— Seven-time Cup champion Jimmie Johnson returns to Cup after running the past two seasons in the IndyCar Series. He’s now a part owner of Legacy Motor Club and will run select races for the Cup team. Johnson will seek to make the Daytona 500, driving the No. 84 car.

Ty Gibbs goes from Xfinity Series champion to Cup rookie for Joe Gibbs Racing.

Noah Gragson goes from Xfinity Series title contender to Cup rookie for Legacy Motor Club (and teammate to Jimmie Johnson).

Crew chiefs

— Keith Rodden, who last was a full-time Cup crew chief in 2017 with Kasey Kahne, is back in that role for Austin Dillon at Richard Childress Racing, as Dillon seeks to make back-to-back playoff appearances. Rodden comes to RCR after working with the Motorsports Competition NASCAR strategy group at General Motors.

— Chad Johnston, who has been a crew chief for Tony Stewart, Martin Truex Jr., Kyle Larson and Matt Kenseth, will serve as crew chief for Ryan Preece at Stewart-Haas Racing.

— Blake Harris goes from being Michael McDowell’s crew chief at Front Row Motorsports to joining Hendrick Motorsports to be Alex Bowman’s crew chief. 

— Mike Kelley, who served as Ricky Stenhouse Jr.’s crew chief when Stenhouse won Xfinity titles in 2011 and ’12, returns to the crew chief role with Stenhouse this season at JTG Daugherty Racing. 


— What’s old is new. The All-Star Race moves to North Wilkesboro Speedway in May, marking the first Cup event at that historic track since 1996.
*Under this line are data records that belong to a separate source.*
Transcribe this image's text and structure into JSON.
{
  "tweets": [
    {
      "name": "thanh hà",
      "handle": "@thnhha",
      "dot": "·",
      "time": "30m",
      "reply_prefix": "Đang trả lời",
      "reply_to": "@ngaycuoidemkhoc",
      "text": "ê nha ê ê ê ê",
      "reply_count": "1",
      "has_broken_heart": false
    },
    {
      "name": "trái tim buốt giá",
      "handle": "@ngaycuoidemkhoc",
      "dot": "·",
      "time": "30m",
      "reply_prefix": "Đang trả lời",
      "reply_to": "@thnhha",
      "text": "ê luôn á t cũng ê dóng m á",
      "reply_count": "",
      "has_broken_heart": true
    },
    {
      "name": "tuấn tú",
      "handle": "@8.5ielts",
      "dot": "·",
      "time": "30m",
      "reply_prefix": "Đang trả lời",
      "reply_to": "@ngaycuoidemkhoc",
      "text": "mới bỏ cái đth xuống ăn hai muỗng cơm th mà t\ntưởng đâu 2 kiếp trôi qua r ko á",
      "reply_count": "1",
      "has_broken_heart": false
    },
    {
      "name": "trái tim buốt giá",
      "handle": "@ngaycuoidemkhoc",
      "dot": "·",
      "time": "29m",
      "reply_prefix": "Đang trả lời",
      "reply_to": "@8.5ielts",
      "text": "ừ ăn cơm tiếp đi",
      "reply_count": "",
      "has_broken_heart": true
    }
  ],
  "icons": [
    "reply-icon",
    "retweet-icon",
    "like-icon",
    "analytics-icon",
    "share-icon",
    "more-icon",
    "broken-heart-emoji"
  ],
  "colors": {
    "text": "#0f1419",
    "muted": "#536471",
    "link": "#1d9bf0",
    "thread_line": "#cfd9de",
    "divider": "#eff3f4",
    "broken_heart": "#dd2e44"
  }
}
— July 2 marks debut of the street course race in Chicago, marking NASCAR’s first street race for its premier series.

— The spring Atlanta race and playoff Texas race have both been reduced from 500 miles to 400 miles.


Ross Chastain’s video-game move on the last lap at Martinsville will no longer be allowed, NASCAR announced this week. 

— Stage breaks are gone at the road course events for Cup races. Stage points will be awarded but there will be no caution for the end of the stage.  

— If a wheel comes off a car while on track, it is only a two-race suspension (last year it was four races) for two crew members. The crew chief is no longer suspended for the violation. 

— Cup cars have a new rear section that is intended to absorb more energy in a crash to prevent driver injuries after Kurt Busch and Alex Bowman each missed races last year because of concussion-related symptoms.

— Elton Sawyer is the new vice president of competition for NASCAR. Think of the former driver as the new sheriff in town for the sport.


— With a win this season, Kyle Busch will have at least one Cup victory in 19 consecutive seasons and become the all-time series leader in that category, breaking a tie with Richard Petty.

Denny Hamlin needs two wins to reach 50 career Cup victories. That would tie him with Hall of Famers Ned Jarrett and Junior Johnson for 13th on the all-time list. 

Kevin Harvick, running his final Cup season, is 10 starts away from 800 career series starts. That would make him only the 10th driver in Cup history to reach that mark.